Emotionally Honesty Mavericks Dramatically Chases Waves
Chasing Mavericks comes amazingly close to being a very good film. The story of Santa Cruz surfing phenom Jay Moriarty (newcomer Jonny Weston) and his epic battle with gigantic 35-plus foot waves crashing off of the coastline (an area known as Mavericks, thus the title) at only 15 years of age, the movie can be rather hypnotic. Directors Curtis Hanson (L.A. Confidential) and Michael Apted (Gorillas in the Mist) revel in the visual majesty of these competitions, stepping out of the way every time their hero and his grizzled, tough-as-nails mentor Frosty Hesson (Gerard Butler) jump into the water.
But the story? Even though it’s based on fact, even though it doesn’t stray from the climactic tragedies affecting the main characters, there is a soggy been there-done that angle to Kario Salem’s (The Score) script that’s undeniably noticeable. The surrogate father-son relationship between Jay and Frosty is strictly by-the-numbers, while subplots involving the teen’s self-destructive single mother (a wasted Elisabeth Shue), love interest Kim (Leven Rambin) and best friend Blond (Devin Crittenden) barely register.

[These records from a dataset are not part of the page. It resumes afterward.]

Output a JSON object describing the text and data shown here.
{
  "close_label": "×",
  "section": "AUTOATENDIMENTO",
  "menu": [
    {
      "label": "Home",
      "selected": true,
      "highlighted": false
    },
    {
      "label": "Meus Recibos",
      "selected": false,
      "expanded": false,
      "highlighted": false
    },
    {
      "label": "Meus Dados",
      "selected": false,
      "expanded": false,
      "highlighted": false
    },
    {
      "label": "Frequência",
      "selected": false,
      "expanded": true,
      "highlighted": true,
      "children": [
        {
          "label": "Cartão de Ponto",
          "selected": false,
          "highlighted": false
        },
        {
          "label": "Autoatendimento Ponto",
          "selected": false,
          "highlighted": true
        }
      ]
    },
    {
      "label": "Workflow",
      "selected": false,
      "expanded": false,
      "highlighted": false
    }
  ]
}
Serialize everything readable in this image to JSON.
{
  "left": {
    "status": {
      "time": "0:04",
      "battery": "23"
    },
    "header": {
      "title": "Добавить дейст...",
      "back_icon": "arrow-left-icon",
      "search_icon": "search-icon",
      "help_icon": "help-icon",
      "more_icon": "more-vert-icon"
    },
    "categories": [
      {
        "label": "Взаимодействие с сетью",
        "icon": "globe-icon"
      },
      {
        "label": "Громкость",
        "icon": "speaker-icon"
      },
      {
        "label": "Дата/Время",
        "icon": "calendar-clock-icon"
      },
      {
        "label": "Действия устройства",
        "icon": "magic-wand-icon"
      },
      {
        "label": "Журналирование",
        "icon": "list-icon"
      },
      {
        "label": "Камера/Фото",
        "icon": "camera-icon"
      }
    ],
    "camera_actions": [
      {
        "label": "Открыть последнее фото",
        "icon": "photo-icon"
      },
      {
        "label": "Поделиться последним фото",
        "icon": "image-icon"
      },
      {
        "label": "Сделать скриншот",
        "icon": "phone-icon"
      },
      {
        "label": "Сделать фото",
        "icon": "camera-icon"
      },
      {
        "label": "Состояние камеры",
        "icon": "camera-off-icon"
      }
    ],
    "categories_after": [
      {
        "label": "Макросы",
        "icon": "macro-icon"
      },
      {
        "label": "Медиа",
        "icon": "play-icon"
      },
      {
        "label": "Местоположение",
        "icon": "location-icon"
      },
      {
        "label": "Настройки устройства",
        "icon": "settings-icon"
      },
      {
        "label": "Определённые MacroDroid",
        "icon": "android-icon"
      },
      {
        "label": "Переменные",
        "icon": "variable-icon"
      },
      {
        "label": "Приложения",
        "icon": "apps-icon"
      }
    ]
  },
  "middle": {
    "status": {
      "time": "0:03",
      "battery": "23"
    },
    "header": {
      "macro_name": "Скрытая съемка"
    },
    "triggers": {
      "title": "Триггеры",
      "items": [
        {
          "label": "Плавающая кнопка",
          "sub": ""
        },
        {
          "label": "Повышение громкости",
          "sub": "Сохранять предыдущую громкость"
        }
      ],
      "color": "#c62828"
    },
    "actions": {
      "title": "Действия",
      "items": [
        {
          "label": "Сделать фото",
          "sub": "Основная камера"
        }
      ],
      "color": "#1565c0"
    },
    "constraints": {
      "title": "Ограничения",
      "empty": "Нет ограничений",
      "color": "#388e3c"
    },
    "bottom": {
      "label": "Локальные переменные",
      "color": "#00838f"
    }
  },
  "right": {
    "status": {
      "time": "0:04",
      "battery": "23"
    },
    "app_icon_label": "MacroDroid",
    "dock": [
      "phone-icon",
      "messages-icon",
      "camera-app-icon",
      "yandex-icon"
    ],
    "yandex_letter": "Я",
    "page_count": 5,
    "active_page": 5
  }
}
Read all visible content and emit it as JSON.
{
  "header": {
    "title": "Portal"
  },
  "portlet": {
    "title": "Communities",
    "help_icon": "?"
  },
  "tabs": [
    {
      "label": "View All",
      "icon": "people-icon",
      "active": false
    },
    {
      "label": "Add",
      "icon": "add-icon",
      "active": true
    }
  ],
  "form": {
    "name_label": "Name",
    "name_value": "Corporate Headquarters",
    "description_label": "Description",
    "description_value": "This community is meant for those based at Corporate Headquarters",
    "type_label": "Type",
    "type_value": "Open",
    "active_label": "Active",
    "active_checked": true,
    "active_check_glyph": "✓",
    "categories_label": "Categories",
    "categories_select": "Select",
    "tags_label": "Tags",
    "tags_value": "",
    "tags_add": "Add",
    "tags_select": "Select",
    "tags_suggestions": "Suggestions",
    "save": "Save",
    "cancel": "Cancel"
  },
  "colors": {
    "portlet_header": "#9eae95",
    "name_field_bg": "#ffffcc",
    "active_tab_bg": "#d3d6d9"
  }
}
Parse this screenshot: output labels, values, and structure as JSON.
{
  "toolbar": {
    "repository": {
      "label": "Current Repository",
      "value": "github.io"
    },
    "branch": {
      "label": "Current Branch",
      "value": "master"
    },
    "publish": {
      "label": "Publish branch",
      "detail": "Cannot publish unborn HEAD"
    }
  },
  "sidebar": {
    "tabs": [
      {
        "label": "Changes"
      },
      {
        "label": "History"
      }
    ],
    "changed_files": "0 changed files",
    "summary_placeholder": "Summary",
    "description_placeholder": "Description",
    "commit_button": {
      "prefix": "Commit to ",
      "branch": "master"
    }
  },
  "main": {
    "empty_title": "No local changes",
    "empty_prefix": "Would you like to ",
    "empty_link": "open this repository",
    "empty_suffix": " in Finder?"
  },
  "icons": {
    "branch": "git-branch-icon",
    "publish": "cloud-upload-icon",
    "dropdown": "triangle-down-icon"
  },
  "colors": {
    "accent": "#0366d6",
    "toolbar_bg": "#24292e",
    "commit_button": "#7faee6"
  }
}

Yet my interest in seeing where things were going to go next rarely wavered. What transpires between Jay and Frosty may be overly familiar but it still has plenty of heart, and watching the latter train the former to survive Mavericks isn’t without its charms. It helps that Frosty’s wife Brenda (a terrific Abigail Spencer) add just the right amount of spark and spunk, bringing a layer of authenticity to the drama that probably wouldn’t exist without her.
It’s hard to know how to deal with some of the subplots involving Brenda and a few other characters. While they are fact-based and supposedly happened, some of these moments can’t help but feel deeply contrived, more suited to a Nicholas Sparks adaptation than they are this particular story. These sudden twists frequently annoyed me, and while Hanson and Apted do their best to mitigate the melodramatic pabulum that occurs during these moments, the emotional manipulation is unquestionably still annoying.
But the climax is a knockout, plain and simple, Jay’s journey to Mavericks coming to a spectacular conclusion. His battling of the waves, the way his first failure leads to his greatest, and as far as the sport of big wave surfing is concerned, downright legendary, triumph is magnificently realized. The cinematography of newcomer Oliver Euclid and the legendary Bill Pope (The Matrix) is extraordinary. I was blown away by all that was happening, and there was never a second where I wanted to turn my eyes away from the screen.
I don’t know how closely the screenplay sticks to Jay’s life story (although statements by the filmmakers lead me to believe they tried their best as far as that’s concerned). I know even less about the sport of big wave surfing. But as far as the movie itself was concerned, even with its flaws, I do feel Hanson and Apted have done a fairly decent job bringing this tale to life. I also have a feeling once it hits Blu-ray Chasing Mavericks will develop a fervent following who will be eager to ride the waves and hang ten right alongside Jay and Frosty.
Film Rating: 2½ (out of 4)